INSTRUCTIONS FOR THE TASK » Would you please copy each line below that includes the string "Pick"?

DATA EXTRACTS »

..............................

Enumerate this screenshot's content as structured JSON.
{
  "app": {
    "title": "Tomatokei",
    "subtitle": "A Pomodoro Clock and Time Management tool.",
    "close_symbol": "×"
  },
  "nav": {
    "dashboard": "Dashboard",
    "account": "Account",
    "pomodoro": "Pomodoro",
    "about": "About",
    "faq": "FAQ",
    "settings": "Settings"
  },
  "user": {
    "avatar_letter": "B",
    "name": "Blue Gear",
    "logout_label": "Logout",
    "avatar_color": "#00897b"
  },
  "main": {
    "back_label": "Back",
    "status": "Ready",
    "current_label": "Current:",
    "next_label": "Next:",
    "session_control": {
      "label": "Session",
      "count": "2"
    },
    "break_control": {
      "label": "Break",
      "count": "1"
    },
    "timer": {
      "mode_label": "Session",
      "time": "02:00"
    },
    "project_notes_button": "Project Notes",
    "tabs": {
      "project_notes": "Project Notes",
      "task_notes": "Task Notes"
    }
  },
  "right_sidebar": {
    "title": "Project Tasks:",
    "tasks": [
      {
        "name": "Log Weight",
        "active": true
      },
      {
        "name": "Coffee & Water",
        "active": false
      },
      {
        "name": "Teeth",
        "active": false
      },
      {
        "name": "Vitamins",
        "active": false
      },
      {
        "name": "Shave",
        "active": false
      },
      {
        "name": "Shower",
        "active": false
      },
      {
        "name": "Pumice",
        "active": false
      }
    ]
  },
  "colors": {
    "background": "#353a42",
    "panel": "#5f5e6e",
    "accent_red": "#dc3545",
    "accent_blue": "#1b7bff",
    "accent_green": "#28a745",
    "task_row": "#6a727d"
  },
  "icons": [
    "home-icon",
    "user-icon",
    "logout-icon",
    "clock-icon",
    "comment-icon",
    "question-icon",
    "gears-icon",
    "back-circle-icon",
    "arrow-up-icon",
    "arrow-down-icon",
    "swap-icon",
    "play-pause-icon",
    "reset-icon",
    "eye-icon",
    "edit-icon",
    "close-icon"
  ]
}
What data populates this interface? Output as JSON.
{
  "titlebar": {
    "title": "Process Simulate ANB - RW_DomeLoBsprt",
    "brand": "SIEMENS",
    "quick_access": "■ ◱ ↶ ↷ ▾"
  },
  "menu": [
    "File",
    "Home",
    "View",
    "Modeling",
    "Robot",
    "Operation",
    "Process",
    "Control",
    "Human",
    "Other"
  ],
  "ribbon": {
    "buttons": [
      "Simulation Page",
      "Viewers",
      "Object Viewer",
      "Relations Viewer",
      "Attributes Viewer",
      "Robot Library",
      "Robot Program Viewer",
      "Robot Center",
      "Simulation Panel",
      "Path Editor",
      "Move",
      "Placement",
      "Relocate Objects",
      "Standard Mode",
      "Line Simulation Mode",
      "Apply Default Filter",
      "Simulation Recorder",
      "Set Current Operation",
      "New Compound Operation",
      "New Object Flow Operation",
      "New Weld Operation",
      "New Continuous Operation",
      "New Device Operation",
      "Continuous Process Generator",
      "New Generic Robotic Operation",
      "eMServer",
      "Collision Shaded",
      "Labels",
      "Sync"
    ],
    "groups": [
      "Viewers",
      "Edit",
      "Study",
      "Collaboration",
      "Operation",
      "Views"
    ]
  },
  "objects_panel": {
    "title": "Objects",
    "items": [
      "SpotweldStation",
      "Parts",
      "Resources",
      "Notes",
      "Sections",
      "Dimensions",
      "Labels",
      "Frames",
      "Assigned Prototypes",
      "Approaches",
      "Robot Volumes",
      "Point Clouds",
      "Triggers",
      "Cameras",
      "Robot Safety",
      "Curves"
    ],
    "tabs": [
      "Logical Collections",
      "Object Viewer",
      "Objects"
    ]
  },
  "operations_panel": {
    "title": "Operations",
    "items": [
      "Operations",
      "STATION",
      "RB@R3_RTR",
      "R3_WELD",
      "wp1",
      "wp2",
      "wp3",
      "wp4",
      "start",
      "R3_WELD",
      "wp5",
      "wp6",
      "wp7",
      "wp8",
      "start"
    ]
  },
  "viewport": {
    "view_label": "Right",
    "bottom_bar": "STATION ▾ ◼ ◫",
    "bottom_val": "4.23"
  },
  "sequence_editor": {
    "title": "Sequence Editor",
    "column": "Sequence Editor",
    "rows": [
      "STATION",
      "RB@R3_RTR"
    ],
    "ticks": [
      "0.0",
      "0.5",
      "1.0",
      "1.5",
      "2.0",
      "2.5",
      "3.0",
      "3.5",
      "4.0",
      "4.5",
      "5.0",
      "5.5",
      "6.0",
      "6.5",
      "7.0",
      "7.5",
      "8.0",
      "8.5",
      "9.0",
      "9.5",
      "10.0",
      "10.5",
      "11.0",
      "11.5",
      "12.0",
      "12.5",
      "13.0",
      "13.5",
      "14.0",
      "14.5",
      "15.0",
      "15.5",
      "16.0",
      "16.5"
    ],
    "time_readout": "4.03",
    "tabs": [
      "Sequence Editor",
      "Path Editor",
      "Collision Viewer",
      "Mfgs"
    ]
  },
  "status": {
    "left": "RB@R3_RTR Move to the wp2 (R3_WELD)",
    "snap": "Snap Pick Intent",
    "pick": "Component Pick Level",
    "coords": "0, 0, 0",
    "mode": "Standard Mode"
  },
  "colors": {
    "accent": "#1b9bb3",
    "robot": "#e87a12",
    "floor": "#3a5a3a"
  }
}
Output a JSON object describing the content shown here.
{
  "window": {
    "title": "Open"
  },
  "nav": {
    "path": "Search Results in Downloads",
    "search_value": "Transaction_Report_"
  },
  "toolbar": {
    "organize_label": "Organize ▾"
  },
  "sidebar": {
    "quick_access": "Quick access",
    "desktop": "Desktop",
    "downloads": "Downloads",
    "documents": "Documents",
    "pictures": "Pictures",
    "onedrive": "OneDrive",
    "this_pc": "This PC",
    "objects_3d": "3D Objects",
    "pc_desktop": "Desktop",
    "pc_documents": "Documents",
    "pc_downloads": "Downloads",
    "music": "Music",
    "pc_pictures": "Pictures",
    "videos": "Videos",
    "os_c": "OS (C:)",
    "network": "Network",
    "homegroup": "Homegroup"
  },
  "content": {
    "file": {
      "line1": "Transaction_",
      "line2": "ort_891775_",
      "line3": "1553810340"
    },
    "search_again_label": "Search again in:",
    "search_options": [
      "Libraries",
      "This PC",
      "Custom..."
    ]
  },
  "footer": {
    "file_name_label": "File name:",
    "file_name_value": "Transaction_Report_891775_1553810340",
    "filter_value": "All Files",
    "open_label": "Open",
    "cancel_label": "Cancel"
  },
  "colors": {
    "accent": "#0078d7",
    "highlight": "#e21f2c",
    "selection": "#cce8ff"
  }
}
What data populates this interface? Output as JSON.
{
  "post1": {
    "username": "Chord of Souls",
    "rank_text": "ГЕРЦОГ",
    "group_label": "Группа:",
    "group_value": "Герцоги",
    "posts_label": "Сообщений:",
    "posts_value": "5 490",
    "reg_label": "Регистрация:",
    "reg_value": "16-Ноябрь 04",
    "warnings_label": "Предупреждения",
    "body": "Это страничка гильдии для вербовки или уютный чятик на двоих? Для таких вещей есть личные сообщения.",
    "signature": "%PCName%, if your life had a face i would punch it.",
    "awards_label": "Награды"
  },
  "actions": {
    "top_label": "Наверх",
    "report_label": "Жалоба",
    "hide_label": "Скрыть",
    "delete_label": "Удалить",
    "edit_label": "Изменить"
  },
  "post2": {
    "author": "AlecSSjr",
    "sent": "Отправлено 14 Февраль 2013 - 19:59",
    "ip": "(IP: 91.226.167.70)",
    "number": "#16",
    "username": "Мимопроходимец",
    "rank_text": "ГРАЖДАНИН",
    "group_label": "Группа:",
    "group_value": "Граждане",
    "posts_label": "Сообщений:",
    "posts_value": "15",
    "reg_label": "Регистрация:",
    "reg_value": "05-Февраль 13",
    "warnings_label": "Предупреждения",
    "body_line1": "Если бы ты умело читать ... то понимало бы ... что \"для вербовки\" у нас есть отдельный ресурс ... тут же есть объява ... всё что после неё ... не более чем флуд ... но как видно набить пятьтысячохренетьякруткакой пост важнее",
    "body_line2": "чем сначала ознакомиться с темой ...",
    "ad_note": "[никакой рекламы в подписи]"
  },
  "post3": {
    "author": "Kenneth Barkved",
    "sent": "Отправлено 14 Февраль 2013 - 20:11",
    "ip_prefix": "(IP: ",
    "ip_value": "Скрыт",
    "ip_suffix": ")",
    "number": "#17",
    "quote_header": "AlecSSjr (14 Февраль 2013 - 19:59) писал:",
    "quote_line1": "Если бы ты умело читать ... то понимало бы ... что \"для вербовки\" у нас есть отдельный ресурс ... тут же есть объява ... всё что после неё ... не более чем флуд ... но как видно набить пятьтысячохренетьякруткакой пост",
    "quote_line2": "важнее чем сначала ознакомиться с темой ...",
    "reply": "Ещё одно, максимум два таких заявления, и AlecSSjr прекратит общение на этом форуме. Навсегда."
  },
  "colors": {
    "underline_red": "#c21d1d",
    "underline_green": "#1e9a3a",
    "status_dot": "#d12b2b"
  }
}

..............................

RESPONSE TO THIS EXERCISE »
    "snap": "Snap Pick Intent",
    "pick": "Component Pick Level",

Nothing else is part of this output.